Physicians in Interwar Czechoslovakia: Gender Aspects

  • Tereza Kopecka Institute for History of Medicine and Foreign Languages, First Faculty of MedicineCharles University, Czech Republic

Abstract

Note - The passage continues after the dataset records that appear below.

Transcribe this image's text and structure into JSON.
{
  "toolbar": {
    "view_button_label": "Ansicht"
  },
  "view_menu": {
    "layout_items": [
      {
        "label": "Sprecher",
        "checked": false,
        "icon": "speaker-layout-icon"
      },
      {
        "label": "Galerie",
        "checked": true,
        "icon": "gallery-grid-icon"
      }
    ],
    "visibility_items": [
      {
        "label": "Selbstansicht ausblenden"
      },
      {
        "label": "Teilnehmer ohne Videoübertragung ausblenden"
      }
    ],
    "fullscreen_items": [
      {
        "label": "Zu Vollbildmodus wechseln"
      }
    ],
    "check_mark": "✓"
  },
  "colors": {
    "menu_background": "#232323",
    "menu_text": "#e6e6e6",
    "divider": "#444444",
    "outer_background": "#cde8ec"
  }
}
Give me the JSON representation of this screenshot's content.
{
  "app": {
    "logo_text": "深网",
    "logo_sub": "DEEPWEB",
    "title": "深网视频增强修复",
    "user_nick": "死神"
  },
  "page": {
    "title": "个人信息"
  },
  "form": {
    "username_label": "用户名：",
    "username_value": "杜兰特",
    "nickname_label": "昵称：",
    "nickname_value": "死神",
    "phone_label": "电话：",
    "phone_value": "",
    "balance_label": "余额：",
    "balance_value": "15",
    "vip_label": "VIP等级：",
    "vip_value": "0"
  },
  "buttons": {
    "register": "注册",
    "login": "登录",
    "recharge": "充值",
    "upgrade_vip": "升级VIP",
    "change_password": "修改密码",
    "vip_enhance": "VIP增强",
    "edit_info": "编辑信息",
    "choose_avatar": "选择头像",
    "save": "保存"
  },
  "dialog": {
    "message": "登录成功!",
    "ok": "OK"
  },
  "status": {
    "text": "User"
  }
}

How many women studied medicine in the interwar period? How successful were they? What were their professional carreers? Answers to these questions are quite different from expected. My research analyses data of 564 medical students, enrolled in 1920 at the Charles University. 21,3 percent of the cohort members were female, which is more than the University average (17,6 percent ). 264 of those students graduated at Charles University. Women were as successful as men. The earliest graduate was female - Anna Herschberg (later victim of holocaust). As fresh medical doctors, women were supposed to become general practitioners, pediatricians or gynaecologists. But they broke all the expectations, mostly refused the career of GPs (unlike men) and chose other specialties, mainly dentistry. It was a wise decision. After finishing 1-year specialization course they were allowed to establish a private office. Being a dentist was an expert job without any obligation of night guards. Thus it was family-friendly. But we cannot omit certain inequalities. There were no female public health officials and only a few female official GPs (paid by the state). Of the 40 official GPs in this cohort, only 3 were female, which is less than 9 percent .

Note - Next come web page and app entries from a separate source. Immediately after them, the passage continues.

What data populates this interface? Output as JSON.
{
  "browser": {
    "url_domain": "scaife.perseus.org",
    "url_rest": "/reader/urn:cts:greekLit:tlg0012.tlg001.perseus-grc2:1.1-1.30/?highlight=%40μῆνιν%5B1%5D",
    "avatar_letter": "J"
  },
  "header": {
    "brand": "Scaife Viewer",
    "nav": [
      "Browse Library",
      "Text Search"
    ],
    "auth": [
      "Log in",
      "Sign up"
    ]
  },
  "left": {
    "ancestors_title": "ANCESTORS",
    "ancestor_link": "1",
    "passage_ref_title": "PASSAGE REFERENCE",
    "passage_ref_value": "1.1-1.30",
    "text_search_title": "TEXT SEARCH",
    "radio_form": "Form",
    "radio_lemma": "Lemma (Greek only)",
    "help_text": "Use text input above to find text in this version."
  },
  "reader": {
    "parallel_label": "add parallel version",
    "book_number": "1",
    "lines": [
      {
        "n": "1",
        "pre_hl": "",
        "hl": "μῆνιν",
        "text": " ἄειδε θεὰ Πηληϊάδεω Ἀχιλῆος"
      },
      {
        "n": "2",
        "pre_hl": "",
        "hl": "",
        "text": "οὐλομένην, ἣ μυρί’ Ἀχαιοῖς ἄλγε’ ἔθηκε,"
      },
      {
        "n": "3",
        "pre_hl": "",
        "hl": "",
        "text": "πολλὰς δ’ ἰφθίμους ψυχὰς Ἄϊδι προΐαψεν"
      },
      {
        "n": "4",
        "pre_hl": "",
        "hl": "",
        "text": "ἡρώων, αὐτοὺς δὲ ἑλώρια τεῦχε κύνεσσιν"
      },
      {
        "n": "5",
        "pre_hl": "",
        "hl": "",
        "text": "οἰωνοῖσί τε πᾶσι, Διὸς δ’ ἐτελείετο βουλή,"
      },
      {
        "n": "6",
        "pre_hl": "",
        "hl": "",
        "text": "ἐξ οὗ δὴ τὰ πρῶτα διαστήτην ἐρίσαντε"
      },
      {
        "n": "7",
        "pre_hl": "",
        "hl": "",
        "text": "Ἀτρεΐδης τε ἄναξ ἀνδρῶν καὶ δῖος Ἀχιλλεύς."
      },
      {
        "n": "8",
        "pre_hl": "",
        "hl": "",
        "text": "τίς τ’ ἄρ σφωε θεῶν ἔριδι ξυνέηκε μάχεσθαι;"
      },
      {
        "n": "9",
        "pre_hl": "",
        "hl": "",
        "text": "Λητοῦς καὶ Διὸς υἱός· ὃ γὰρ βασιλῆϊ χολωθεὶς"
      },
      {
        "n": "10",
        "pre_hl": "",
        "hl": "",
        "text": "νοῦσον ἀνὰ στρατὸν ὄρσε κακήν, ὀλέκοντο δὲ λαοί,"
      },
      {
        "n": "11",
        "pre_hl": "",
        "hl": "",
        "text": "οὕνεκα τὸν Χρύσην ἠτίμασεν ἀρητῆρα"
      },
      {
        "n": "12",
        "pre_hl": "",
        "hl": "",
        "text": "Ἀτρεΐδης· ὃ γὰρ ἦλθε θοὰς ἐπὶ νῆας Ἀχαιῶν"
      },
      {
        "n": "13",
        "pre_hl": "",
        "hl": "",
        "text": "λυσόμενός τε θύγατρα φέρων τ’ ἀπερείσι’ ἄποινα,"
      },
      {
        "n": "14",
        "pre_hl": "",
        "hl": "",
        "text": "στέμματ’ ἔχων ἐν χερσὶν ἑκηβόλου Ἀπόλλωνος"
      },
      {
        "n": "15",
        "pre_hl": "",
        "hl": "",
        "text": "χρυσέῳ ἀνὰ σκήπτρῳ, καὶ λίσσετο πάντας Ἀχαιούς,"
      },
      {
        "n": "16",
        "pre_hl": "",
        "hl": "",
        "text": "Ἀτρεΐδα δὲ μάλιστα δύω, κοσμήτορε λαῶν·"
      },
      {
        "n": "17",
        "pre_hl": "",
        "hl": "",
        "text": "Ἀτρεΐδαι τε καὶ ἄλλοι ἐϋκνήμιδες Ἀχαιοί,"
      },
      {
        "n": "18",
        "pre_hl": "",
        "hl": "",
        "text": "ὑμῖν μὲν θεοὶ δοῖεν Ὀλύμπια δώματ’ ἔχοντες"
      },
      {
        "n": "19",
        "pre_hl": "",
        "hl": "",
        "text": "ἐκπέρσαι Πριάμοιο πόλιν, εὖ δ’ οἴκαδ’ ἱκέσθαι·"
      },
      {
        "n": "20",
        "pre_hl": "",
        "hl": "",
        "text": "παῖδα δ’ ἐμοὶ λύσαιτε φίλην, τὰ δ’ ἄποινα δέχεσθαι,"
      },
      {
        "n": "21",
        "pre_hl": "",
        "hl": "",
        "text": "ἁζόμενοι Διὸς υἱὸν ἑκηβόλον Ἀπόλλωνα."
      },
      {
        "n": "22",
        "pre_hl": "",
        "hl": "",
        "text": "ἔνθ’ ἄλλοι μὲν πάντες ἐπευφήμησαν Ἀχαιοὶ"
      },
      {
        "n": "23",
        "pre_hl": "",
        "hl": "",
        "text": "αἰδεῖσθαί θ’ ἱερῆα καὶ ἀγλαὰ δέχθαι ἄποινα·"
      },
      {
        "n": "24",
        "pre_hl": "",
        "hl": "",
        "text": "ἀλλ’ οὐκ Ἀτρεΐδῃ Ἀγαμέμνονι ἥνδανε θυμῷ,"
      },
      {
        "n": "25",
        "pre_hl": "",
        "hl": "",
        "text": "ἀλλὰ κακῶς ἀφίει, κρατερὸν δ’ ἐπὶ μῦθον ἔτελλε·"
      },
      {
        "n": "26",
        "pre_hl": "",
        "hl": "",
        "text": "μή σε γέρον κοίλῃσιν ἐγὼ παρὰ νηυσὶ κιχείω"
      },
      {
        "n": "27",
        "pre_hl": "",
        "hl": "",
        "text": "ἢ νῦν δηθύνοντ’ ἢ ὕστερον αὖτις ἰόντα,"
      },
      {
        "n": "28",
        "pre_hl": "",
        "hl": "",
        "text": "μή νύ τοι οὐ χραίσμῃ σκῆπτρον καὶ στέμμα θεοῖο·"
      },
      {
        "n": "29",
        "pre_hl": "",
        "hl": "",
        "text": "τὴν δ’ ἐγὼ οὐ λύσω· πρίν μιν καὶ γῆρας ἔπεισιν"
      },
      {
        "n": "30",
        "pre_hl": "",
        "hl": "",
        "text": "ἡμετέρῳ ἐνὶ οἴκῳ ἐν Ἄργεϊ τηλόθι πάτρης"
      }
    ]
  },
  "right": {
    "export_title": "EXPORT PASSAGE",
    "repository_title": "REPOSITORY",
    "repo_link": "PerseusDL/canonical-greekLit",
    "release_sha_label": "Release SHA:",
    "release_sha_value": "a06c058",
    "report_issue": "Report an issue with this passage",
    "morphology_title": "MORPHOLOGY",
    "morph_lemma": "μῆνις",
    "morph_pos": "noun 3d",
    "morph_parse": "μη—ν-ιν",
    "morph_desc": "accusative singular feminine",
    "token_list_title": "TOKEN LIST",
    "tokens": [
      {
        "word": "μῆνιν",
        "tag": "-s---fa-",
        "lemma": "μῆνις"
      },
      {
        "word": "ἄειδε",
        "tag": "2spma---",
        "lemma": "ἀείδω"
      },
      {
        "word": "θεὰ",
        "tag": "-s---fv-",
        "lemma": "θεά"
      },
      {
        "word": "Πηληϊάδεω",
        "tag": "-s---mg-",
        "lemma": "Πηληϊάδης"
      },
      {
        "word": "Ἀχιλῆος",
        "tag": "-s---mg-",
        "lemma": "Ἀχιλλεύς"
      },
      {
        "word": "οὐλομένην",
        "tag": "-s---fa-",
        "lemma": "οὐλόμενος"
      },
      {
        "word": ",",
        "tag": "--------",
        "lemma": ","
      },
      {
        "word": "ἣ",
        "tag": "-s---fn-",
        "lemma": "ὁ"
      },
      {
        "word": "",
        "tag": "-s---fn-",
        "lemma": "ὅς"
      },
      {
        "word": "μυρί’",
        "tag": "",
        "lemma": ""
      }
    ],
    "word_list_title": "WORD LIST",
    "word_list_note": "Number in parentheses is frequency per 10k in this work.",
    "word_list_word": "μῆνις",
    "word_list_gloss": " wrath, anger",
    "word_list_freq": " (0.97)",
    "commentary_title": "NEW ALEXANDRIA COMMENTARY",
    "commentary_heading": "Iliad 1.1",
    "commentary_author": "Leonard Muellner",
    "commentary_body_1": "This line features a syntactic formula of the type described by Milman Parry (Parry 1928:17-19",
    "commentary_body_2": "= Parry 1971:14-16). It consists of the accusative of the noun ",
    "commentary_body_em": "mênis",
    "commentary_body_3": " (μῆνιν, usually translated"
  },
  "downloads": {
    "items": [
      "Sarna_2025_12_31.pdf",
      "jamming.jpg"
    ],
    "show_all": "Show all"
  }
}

Published
Jul 18, 2018
How to Cite
KOPECKA, Tereza. Physicians in Interwar Czechoslovakia: Gender Aspects. European Journal of Natural Sciences and Medicine, [S.l.], v. 1, n. 2, p. 70-70, july 2018. Available at: <http://journals.euser.org/index.php/ejnm/article/view/3680>. Date accessed: 21 sep. 2018. doi: http://dx.doi.org/10.26417/ejnm.v1i2.p70-70.